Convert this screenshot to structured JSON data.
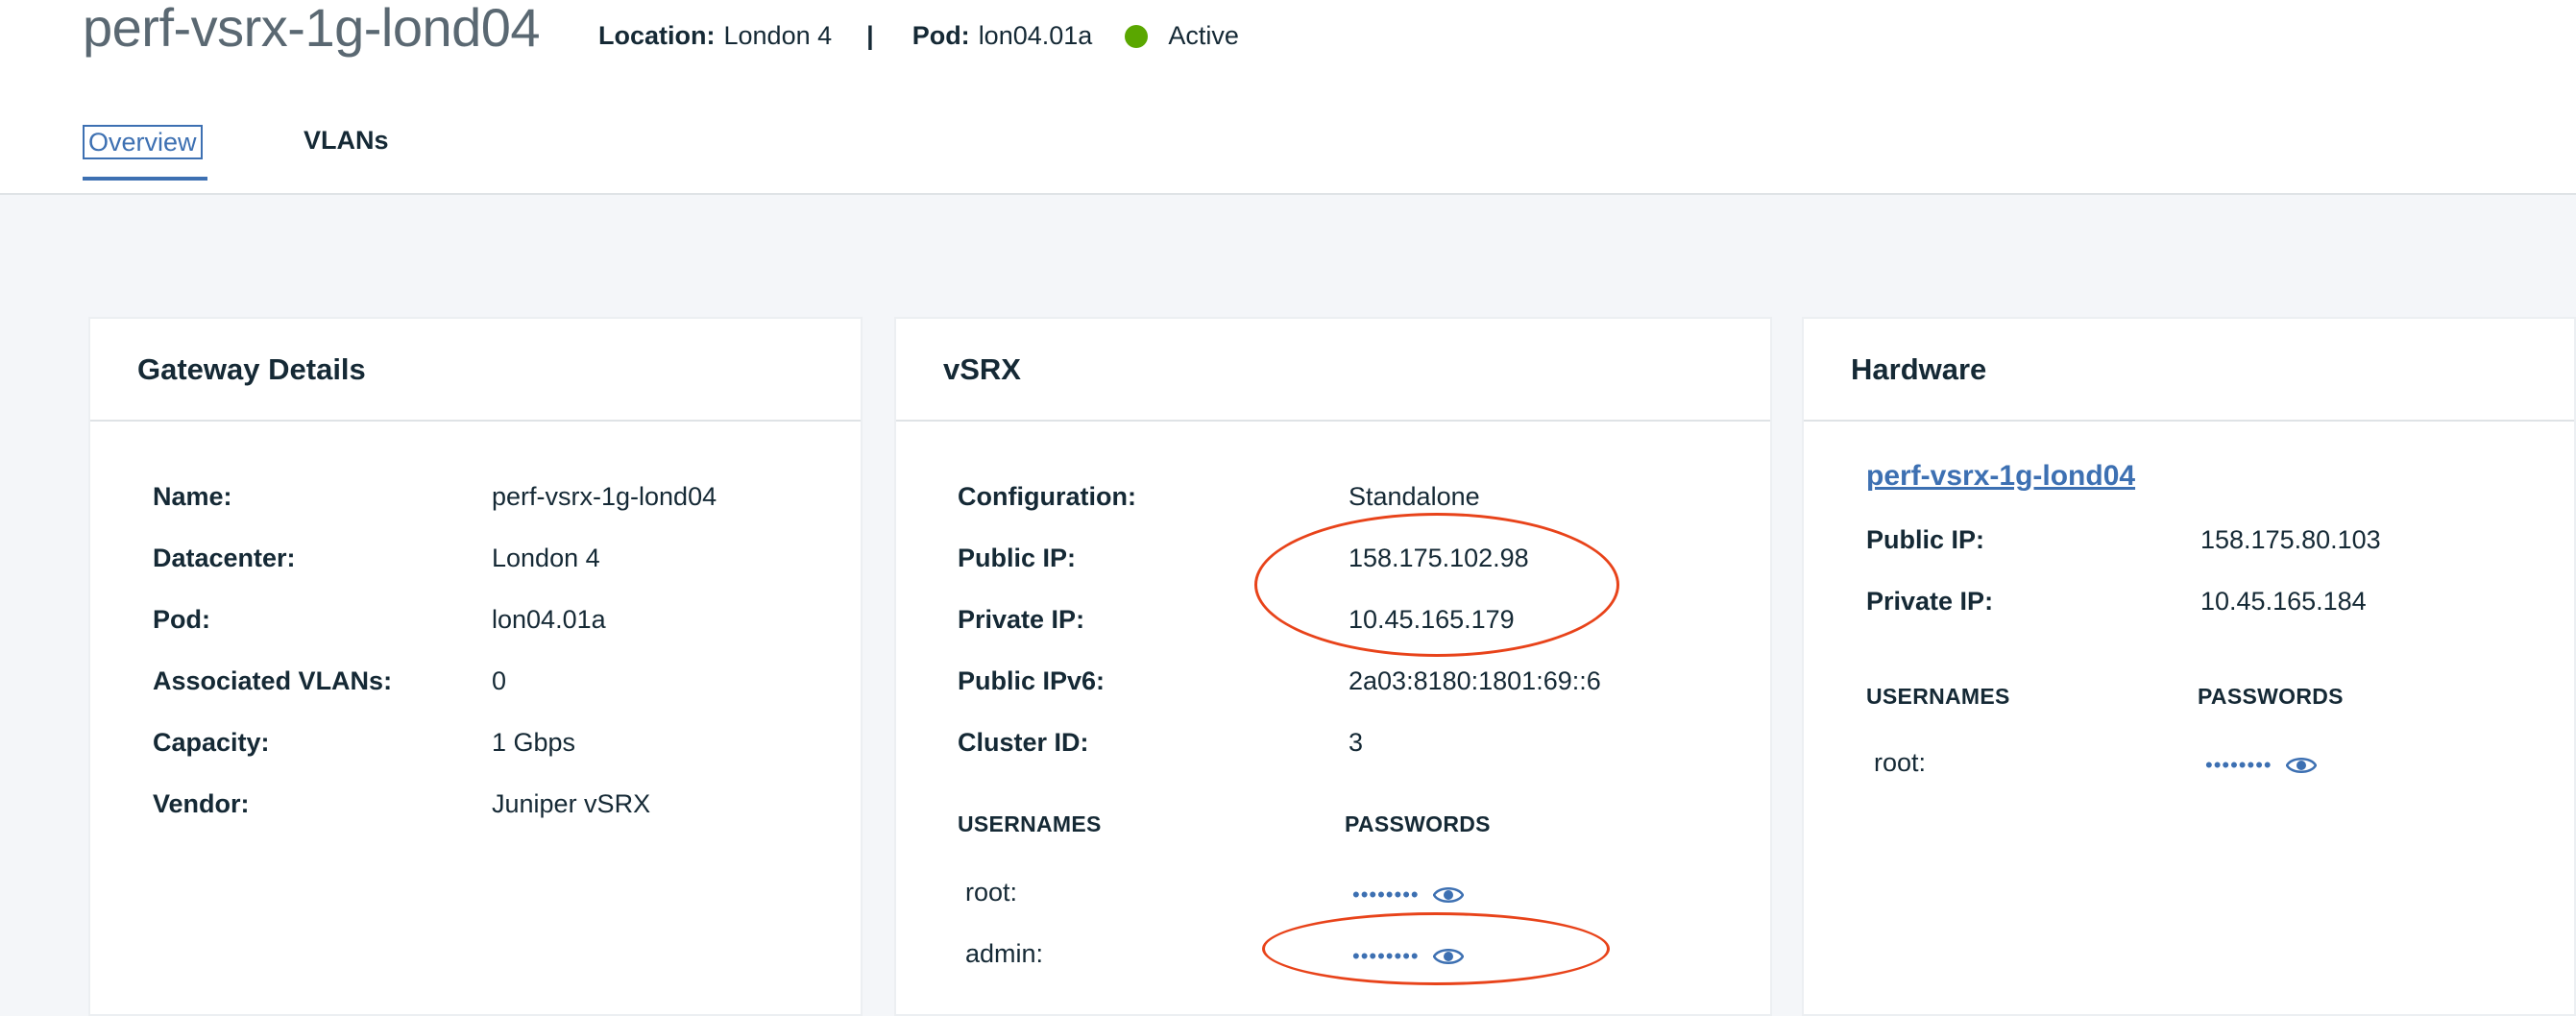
{
  "header": {
    "title": "perf-vsrx-1g-lond04",
    "location_label": "Location:",
    "location_value": "London 4",
    "separator": "|",
    "pod_label": "Pod:",
    "pod_value": "lon04.01a",
    "status": "Active",
    "status_color": "#5aa700"
  },
  "tabs": [
    {
      "label": "Overview",
      "selected": true
    },
    {
      "label": "VLANs",
      "selected": false
    }
  ],
  "gateway_details": {
    "title": "Gateway Details",
    "rows": [
      {
        "label": "Name:",
        "value": "perf-vsrx-1g-lond04"
      },
      {
        "label": "Datacenter:",
        "value": "London 4"
      },
      {
        "label": "Pod:",
        "value": "lon04.01a"
      },
      {
        "label": "Associated VLANs:",
        "value": "0"
      },
      {
        "label": "Capacity:",
        "value": "1 Gbps"
      },
      {
        "label": "Vendor:",
        "value": "Juniper vSRX"
      }
    ]
  },
  "vsrx": {
    "title": "vSRX",
    "rows": [
      {
        "label": "Configuration:",
        "value": "Standalone"
      },
      {
        "label": "Public IP:",
        "value": "158.175.102.98"
      },
      {
        "label": "Private IP:",
        "value": "10.45.165.179"
      },
      {
        "label": "Public IPv6:",
        "value": "2a03:8180:1801:69::6"
      },
      {
        "label": "Cluster ID:",
        "value": "3"
      }
    ],
    "usernames_header": "USERNAMES",
    "passwords_header": "PASSWORDS",
    "credentials": [
      {
        "username": "root:",
        "password_mask": "••••••••"
      },
      {
        "username": "admin:",
        "password_mask": "••••••••"
      }
    ]
  },
  "hardware": {
    "title": "Hardware",
    "link": "perf-vsrx-1g-lond04",
    "rows": [
      {
        "label": "Public IP:",
        "value": "158.175.80.103"
      },
      {
        "label": "Private IP:",
        "value": "10.45.165.184"
      }
    ],
    "usernames_header": "USERNAMES",
    "passwords_header": "PASSWORDS",
    "credentials": [
      {
        "username": "root:",
        "password_mask": "••••••••"
      }
    ]
  },
  "icons": {
    "password_reveal": "eye-icon",
    "status": "status-dot-icon"
  },
  "colors": {
    "accent": "#3d70b2",
    "annotation": "#e8431a",
    "background": "#f4f6f9"
  }
}
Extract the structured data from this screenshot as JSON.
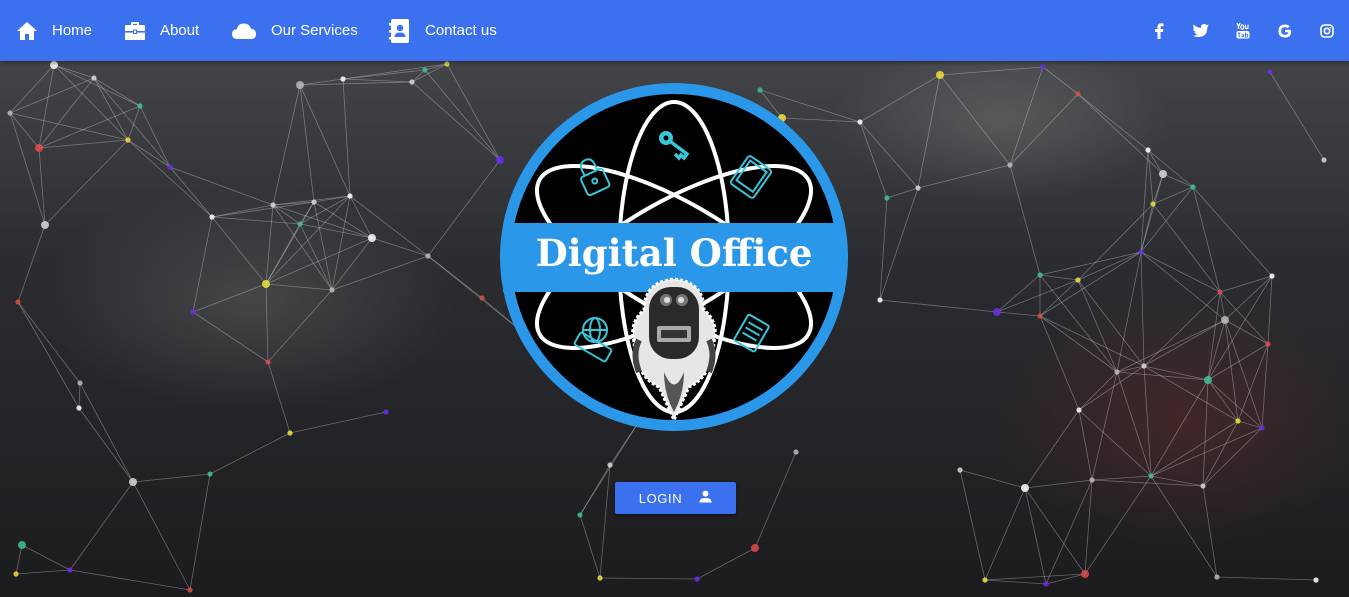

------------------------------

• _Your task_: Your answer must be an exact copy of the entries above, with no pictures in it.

• _Written reply_:
Convert this screenshot to structured JSON data.
{
  "header": {
    "title": "perf-vsrx-1g-lond04",
    "location_label": "Location:",
    "location_value": "London 4",
    "separator": "|",
    "pod_label": "Pod:",
    "pod_value": "lon04.01a",
    "status": "Active",
    "status_color": "#5aa700"
  },
  "tabs": [
    {
      "label": "Overview",
      "selected": true
    },
    {
      "label": "VLANs",
      "selected": false
    }
  ],
  "gateway_details": {
    "title": "Gateway Details",
    "rows": [
      {
        "label": "Name:",
        "value": "perf-vsrx-1g-lond04"
      },
      {
        "label": "Datacenter:",
        "value": "London 4"
      },
      {
        "label": "Pod:",
        "value": "lon04.01a"
      },
      {
        "label": "Associated VLANs:",
        "value": "0"
      },
      {
        "label": "Capacity:",
        "value": "1 Gbps"
      },
      {
        "label": "Vendor:",
        "value": "Juniper vSRX"
      }
    ]
  },
  "vsrx": {
    "title": "vSRX",
    "rows": [
      {
        "label": "Configuration:",
        "value": "Standalone"
      },
      {
        "label": "Public IP:",
        "value": "158.175.102.98"
      },
      {
        "label": "Private IP:",
        "value": "10.45.165.179"
      },
      {
        "label": "Public IPv6:",
        "value": "2a03:8180:1801:69::6"
      },
      {
        "label": "Cluster ID:",
        "value": "3"
      }
    ],
    "usernames_header": "USERNAMES",
    "passwords_header": "PASSWORDS",
    "credentials": [
      {
        "username": "root:",
        "password_mask": "••••••••"
      },
      {
        "username": "admin:",
        "password_mask": "••••••••"
      }
    ]
  },
  "hardware": {
    "title": "Hardware",
    "link": "perf-vsrx-1g-lond04",
    "rows": [
      {
        "label": "Public IP:",
        "value": "158.175.80.103"
      },
      {
        "label": "Private IP:",
        "value": "10.45.165.184"
      }
    ],
    "usernames_header": "USERNAMES",
    "passwords_header": "PASSWORDS",
    "credentials": [
      {
        "username": "root:",
        "password_mask": "••••••••"
      }
    ]
  },
  "icons": {
    "password_reveal": "eye-icon",
    "status": "status-dot-icon"
  },
  "colors": {
    "accent": "#3d70b2",
    "annotation": "#e8431a",
    "background": "#f4f6f9"
  }
}
Extract the structured data from this screenshot as JSON.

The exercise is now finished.